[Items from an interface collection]
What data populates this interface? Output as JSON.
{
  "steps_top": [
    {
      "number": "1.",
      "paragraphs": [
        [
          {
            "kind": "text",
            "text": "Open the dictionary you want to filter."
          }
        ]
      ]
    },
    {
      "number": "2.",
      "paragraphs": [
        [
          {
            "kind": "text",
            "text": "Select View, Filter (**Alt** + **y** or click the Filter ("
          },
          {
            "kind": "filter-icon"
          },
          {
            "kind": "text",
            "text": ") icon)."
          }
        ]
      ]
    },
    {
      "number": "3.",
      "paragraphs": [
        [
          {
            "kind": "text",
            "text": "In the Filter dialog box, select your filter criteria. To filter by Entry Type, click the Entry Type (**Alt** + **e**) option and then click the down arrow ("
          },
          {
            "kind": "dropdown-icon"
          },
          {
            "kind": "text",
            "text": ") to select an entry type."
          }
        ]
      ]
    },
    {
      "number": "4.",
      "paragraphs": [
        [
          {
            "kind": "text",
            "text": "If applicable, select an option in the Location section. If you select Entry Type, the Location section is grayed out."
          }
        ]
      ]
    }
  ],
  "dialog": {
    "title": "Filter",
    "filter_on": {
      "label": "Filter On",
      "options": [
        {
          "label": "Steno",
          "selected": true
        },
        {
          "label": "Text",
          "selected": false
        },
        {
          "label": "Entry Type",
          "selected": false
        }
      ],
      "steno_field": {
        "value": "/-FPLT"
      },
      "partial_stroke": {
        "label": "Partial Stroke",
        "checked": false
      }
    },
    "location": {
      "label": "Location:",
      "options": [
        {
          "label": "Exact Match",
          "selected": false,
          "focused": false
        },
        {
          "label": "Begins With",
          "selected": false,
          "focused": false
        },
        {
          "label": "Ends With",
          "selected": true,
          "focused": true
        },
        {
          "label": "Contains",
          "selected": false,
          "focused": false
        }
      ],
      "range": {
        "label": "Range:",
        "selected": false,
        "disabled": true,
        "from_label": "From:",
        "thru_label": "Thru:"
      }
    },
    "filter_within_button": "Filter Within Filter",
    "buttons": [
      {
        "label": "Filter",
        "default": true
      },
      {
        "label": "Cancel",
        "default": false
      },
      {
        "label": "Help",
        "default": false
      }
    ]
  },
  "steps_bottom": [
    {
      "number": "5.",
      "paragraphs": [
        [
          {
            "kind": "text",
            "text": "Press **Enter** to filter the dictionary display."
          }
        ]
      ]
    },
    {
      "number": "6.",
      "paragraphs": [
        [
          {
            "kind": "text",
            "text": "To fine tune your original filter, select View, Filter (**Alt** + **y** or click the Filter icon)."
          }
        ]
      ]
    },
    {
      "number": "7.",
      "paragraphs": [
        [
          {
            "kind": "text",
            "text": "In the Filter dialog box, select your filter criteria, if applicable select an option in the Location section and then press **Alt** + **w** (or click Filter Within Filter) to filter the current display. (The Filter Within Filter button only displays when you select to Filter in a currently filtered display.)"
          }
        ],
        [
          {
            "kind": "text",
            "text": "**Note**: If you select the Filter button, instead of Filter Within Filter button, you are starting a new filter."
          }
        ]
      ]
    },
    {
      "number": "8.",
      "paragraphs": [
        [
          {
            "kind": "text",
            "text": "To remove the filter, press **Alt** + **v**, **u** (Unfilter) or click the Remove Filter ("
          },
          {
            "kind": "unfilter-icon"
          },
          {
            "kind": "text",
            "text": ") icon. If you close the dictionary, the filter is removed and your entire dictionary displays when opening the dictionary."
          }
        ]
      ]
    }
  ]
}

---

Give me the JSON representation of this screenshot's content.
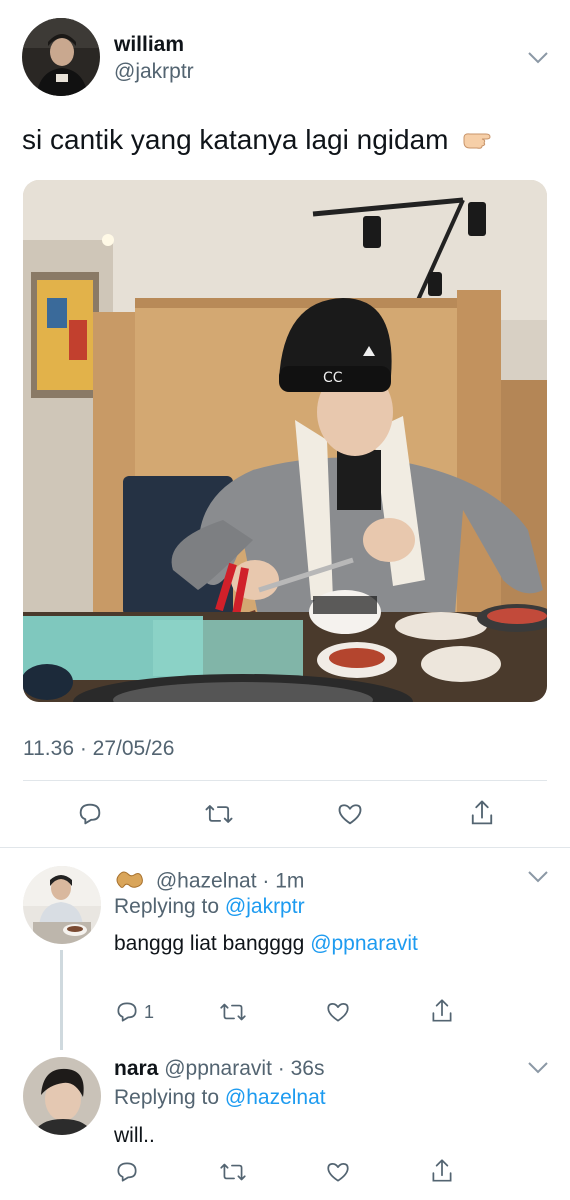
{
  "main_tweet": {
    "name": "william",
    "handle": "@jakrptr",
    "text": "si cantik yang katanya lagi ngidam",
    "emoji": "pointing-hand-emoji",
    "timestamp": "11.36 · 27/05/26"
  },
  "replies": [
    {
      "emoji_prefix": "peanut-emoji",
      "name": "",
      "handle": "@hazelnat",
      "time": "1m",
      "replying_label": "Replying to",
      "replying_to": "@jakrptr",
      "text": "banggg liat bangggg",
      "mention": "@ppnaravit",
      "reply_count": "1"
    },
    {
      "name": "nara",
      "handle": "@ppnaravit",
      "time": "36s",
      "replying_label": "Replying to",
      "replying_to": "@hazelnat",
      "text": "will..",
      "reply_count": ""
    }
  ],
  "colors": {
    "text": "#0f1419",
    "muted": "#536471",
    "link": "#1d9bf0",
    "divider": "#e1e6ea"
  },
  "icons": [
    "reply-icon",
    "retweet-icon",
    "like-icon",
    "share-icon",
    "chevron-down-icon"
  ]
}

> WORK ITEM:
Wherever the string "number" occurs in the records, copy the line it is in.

> WRITTEN ANSWER:
      "number": "1.",
      "number": "2.",
      "number": "3.",
      "number": "4.",
      "number": "5.",
      "number": "6.",
      "number": "7.",
      "number": "8.",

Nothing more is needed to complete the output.